Work instructions
Every record below, from the first line to the last, is to be set down again exactly.

*** Provided information ***

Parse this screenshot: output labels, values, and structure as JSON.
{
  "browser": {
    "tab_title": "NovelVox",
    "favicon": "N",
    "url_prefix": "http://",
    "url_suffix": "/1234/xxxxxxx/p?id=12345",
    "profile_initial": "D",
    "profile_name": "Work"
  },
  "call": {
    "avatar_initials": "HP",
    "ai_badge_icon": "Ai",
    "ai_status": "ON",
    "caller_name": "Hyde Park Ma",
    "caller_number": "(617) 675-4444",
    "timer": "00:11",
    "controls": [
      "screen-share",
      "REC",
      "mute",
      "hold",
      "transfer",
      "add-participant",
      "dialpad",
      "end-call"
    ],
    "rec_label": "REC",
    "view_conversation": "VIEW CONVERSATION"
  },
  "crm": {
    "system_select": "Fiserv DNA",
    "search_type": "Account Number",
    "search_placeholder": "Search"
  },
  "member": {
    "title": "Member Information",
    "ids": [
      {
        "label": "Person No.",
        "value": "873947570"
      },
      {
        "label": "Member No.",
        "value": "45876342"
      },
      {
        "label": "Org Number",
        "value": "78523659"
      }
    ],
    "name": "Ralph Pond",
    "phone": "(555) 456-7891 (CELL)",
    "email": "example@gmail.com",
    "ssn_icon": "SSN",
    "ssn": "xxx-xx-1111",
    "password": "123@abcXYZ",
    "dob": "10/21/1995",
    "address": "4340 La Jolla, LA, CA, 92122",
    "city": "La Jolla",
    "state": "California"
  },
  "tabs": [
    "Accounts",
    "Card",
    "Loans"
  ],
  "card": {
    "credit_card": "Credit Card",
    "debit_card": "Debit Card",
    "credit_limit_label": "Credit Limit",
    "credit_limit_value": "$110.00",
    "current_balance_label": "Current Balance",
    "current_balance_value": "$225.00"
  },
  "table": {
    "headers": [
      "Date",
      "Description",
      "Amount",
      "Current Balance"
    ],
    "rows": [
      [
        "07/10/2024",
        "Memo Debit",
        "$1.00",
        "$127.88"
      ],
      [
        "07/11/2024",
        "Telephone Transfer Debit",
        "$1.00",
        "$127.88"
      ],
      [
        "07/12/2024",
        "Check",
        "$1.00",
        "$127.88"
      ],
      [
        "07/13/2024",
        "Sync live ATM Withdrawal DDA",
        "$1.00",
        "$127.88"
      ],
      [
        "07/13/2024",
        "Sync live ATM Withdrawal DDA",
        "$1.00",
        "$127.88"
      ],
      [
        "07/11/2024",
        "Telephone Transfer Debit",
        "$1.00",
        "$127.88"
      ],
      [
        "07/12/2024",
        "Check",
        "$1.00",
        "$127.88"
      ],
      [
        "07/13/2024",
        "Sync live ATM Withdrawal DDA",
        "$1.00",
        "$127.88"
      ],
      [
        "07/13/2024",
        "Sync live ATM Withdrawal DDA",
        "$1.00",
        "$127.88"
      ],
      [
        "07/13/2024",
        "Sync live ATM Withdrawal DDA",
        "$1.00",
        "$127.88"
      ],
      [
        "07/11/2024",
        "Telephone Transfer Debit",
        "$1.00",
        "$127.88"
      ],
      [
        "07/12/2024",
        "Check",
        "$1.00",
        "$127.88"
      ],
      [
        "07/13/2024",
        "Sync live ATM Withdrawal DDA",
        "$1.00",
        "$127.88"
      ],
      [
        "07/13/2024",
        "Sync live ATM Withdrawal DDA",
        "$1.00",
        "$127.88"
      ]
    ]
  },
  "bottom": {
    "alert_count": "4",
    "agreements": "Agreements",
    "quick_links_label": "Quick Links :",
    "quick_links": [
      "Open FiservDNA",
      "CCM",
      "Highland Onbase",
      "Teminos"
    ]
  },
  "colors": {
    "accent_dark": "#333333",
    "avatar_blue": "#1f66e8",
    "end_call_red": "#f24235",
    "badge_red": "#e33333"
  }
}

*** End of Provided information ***

Result
Parse this screenshot: output labels, values, and structure as JSON.
{
  "browser": {
    "tab_title": "NovelVox",
    "favicon": "N",
    "url_prefix": "http://",
    "url_suffix": "/1234/xxxxxxx/p?id=12345",
    "profile_initial": "D",
    "profile_name": "Work"
  },
  "call": {
    "avatar_initials": "HP",
    "ai_badge_icon": "Ai",
    "ai_status": "ON",
    "caller_name": "Hyde Park Ma",
    "caller_number": "(617) 675-4444",
    "timer": "00:11",
    "controls": [
      "screen-share",
      "REC",
      "mute",
      "hold",
      "transfer",
      "add-participant",
      "dialpad",
      "end-call"
    ],
    "rec_label": "REC",
    "view_conversation": "VIEW CONVERSATION"
  },
  "crm": {
    "system_select": "Fiserv DNA",
    "search_type": "Account Number",
    "search_placeholder": "Search"
  },
  "member": {
    "title": "Member Information",
    "ids": [
      {
        "label": "Person No.",
        "value": "873947570"
      },
      {
        "label": "Member No.",
        "value": "45876342"
      },
      {
        "label": "Org Number",
        "value": "78523659"
      }
    ],
    "name": "Ralph Pond",
    "phone": "(555) 456-7891 (CELL)",
    "email": "example@gmail.com",
    "ssn_icon": "SSN",
    "ssn": "xxx-xx-1111",
    "password": "123@abcXYZ",
    "dob": "10/21/1995",
    "address": "4340 La Jolla, LA, CA, 92122",
    "city": "La Jolla",
    "state": "California"
  },
  "tabs": [
    "Accounts",
    "Card",
    "Loans"
  ],
  "card": {
    "credit_card": "Credit Card",
    "debit_card": "Debit Card",
    "credit_limit_label": "Credit Limit",
    "credit_limit_value": "$110.00",
    "current_balance_label": "Current Balance",
    "current_balance_value": "$225.00"
  },
  "table": {
    "headers": [
      "Date",
      "Description",
      "Amount",
      "Current Balance"
    ],
    "rows": [
      [
        "07/10/2024",
        "Memo Debit",
        "$1.00",
        "$127.88"
      ],
      [
        "07/11/2024",
        "Telephone Transfer Debit",
        "$1.00",
        "$127.88"
      ],
      [
        "07/12/2024",
        "Check",
        "$1.00",
        "$127.88"
      ],
      [
        "07/13/2024",
        "Sync live ATM Withdrawal DDA",
        "$1.00",
        "$127.88"
      ],
      [
        "07/13/2024",
        "Sync live ATM Withdrawal DDA",
        "$1.00",
        "$127.88"
      ],
      [
        "07/11/2024",
        "Telephone Transfer Debit",
        "$1.00",
        "$127.88"
      ],
      [
        "07/12/2024",
        "Check",
        "$1.00",
        "$127.88"
      ],
      [
        "07/13/2024",
        "Sync live ATM Withdrawal DDA",
        "$1.00",
        "$127.88"
      ],
      [
        "07/13/2024",
        "Sync live ATM Withdrawal DDA",
        "$1.00",
        "$127.88"
      ],
      [
        "07/13/2024",
        "Sync live ATM Withdrawal DDA",
        "$1.00",
        "$127.88"
      ],
      [
        "07/11/2024",
        "Telephone Transfer Debit",
        "$1.00",
        "$127.88"
      ],
      [
        "07/12/2024",
        "Check",
        "$1.00",
        "$127.88"
      ],
      [
        "07/13/2024",
        "Sync live ATM Withdrawal DDA",
        "$1.00",
        "$127.88"
      ],
      [
        "07/13/2024",
        "Sync live ATM Withdrawal DDA",
        "$1.00",
        "$127.88"
      ]
    ]
  },
  "bottom": {
    "alert_count": "4",
    "agreements": "Agreements",
    "quick_links_label": "Quick Links :",
    "quick_links": [
      "Open FiservDNA",
      "CCM",
      "Highland Onbase",
      "Teminos"
    ]
  },
  "colors": {
    "accent_dark": "#333333",
    "avatar_blue": "#1f66e8",
    "end_call_red": "#f24235",
    "badge_red": "#e33333"
  }
}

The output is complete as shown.